Tired of seeing 3-D renderings of objects on your screen and being unable to grab and fondle them? Just slip your fingers into the firm grip of Japanese haptics robot HIRO III. Driven by 15 independent motors, its black phalanges provide real-time force feedback to your hand, precisely simulating the weight and contour of virtual 3-D objects -- a pretty wild paradigmatic leap forward in interface technology!
When you think about it, it's ridiculous to spend the effort lugging around spare batteries, hand-cranked chargers, piezoelectric gadgets, and all the other half-baked solutions we depend on to resuscitate a dead phone. There's a potent supply of free power just waiting to be tapped, right above our heads. No, not the sun -- overhead power lines.
The grain crops that we humans depend on daily to hold body and soul together are annual crops -- they have to be planted every year. They germinate, bear their delicious product, and then die off; the following year, a brand new crop is put in to take their place.
Such annual crops are high in yield, but they require vast amounts of artificial fertilizer, and their impermanence contributes to soil erosion.
When Oscar the cat lost both his hind paws in a farming accident, it was feared he'd have to trundle around in one of those wheeled-cat apparatuses. But Noel Fitzpatrick, a neuro-orthopedic veterinary surgeon in Surrey, pioneered a groundbreaking technique instead, installing weight-bearing bone implants to create a bionic kitty.
The Hayabusa spacecraft landed in the Australian outback on June 13, after a seven-year space journey. It is the hope of JAXA, Japan's space agency, that the capsule Hayabusa is carrying contains a sample taken from asteroid Itokawa. If so, this will be the first sample of asteroid material ever returned to Earth by a space mission.
Now, the process of opening the capsule to see what's inside has begun.
The New York Times today has a long, detailed investigation into the concrete causes of the April 20 Deepwater Horizon disaster. It describes how the well was equipped with only one blind shear ram, not a prudent two, and how the shear ram's hydraulic system failed, preventing it from shutting off the flow.
Yesterday we explained how to block the 233-Hz drone of the vuvuzela with software at home. Today, Host Broadcast Services, providers of the TV feed of the World Cup, announced that it has increased the EQ filtering on the back end, after viewer complaints about the controversial horn.
Long after the game has ended and the TV has been shut off, the vuvuzela continues to echo in our ears. The plastic stadium horn, blown by World Cup fans to celebrate such moments in a game as -- well, every moment -- has achieved unprecedented fame and rancor this Cup, as its B-flat drone is broadcast around the world.
From German blog Surfpoeten comes a DIY solution for home Cup-watchers driven to distraction by the stadium horns: a software filter that selectively mutes the particular frequency of the vuvuzela.
According to the newly published autobiography of Yang Liwei, head of China's first manned space mission in 2003, the crew's meals included dog meat from Huajiang county, which is renowned for its health benefits.
The meat is claimed to "cure high blood pressure, help build up old people's health, and reduce frequent urination," handy on a long voyage.
C-Crete, a startup company that makes a nano-engineered cement, has won $120,000 in the school's Entrepreneurship Competition.

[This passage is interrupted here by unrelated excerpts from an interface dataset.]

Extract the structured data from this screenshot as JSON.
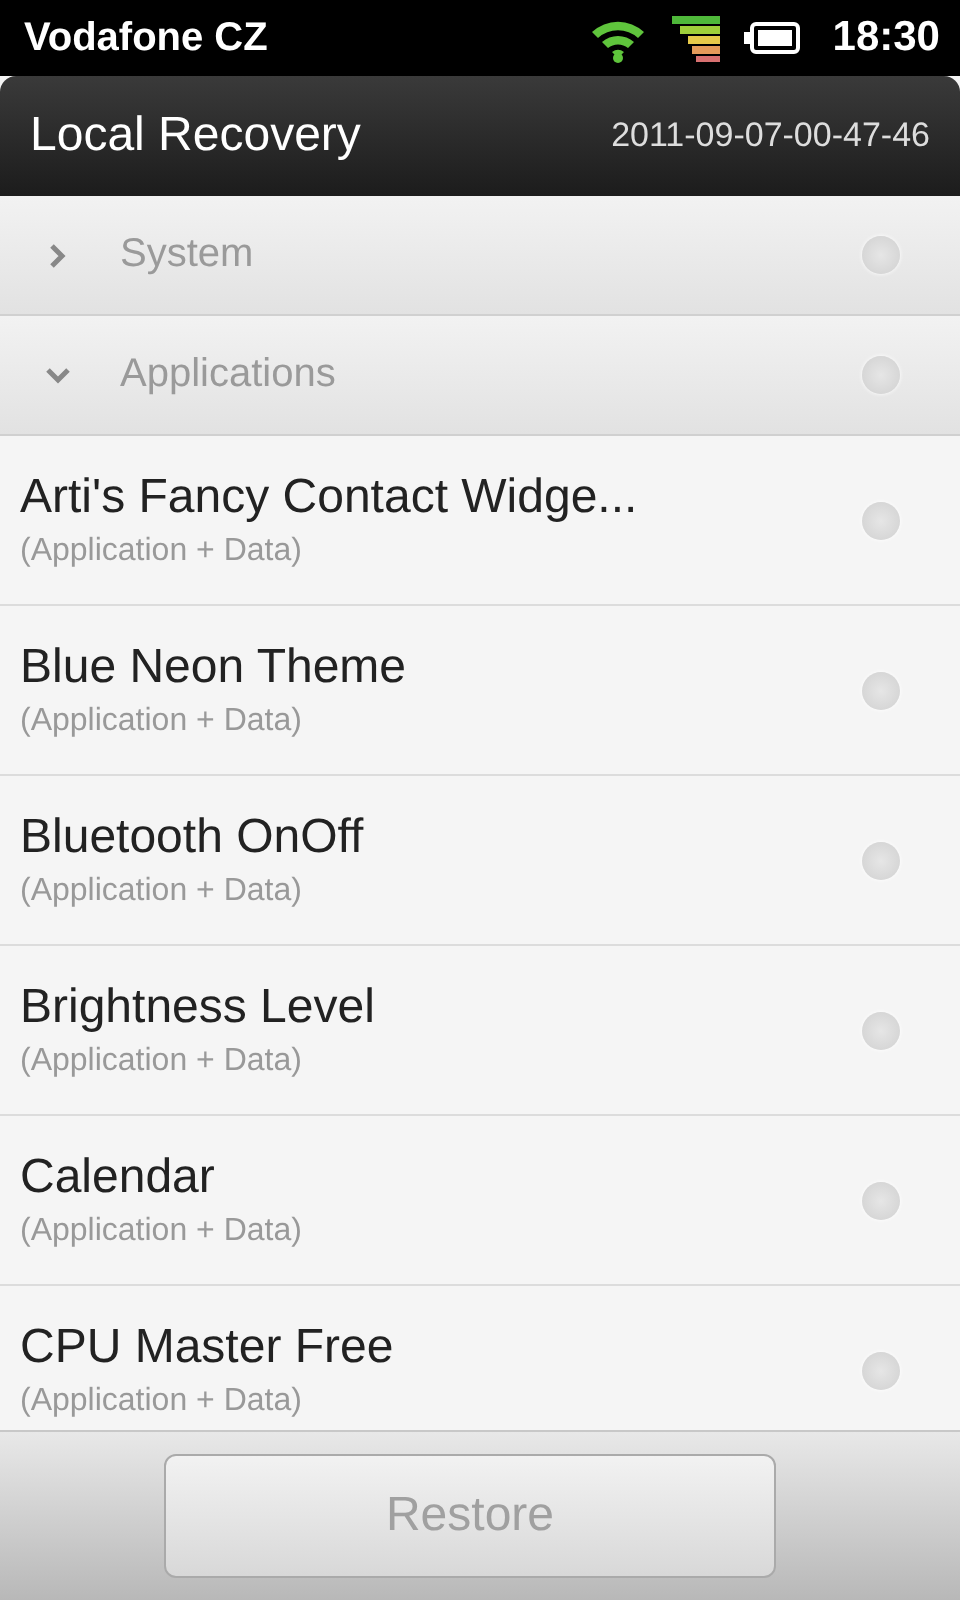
{
  "status_bar": {
    "carrier": "Vodafone CZ",
    "time": "18:30"
  },
  "header": {
    "title": "Local Recovery",
    "subtitle": "2011-09-07-00-47-46"
  },
  "groups": [
    {
      "label": "System",
      "expanded": false,
      "selected": false
    },
    {
      "label": "Applications",
      "expanded": true,
      "selected": false,
      "items": [
        {
          "name": "Arti's Fancy Contact Widge...",
          "detail": "(Application + Data)",
          "selected": false
        },
        {
          "name": "Blue Neon Theme",
          "detail": "(Application + Data)",
          "selected": false
        },
        {
          "name": "Bluetooth OnOff",
          "detail": "(Application + Data)",
          "selected": false
        },
        {
          "name": "Brightness Level",
          "detail": "(Application + Data)",
          "selected": false
        },
        {
          "name": "Calendar",
          "detail": "(Application + Data)",
          "selected": false
        },
        {
          "name": "CPU Master Free",
          "detail": "(Application + Data)",
          "selected": false
        }
      ]
    }
  ],
  "restore_button": {
    "label": "Restore",
    "disabled": true
  }
}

C-Crete's cement is reportedly stronger than any extant cement, and reduces CO2 emissions. Runners-up included makers of a nano-engineered insulin chewing gum and a silent alarm clock that was not nano-engineered.
The Senate has confirmed General Keith Alexander, director of the NSA, to lead the Pentagon's new cyber command. The command, which is planned to be operational in October, will be conveniently based at NSA headquarters.
The command will be responsible for defending the nation against computer attacks from abroad, and also for attacking enemy computer networks.
In fourth grade science class, we learned that sodium chloride always, always forms simple cube-shaped crystals. That was before a gang of mad potato chip scientists got their hands on it.
In response to the Food and Drug Administration's imminent consideration of regulating the amount of sodium food manufacturers can include in consumer goods, Pepsico, whose Frito-Lay division makes Lay's potato chips, is redesigning the good old salt molecule to make it healthier.
Five amazing, clean technologies that will set us free, in this month's energy-focused issue. Also: how to build a better bomb detector, the robotic toys that are raising your children, a human catapult, the world's smallest arcade, and much more.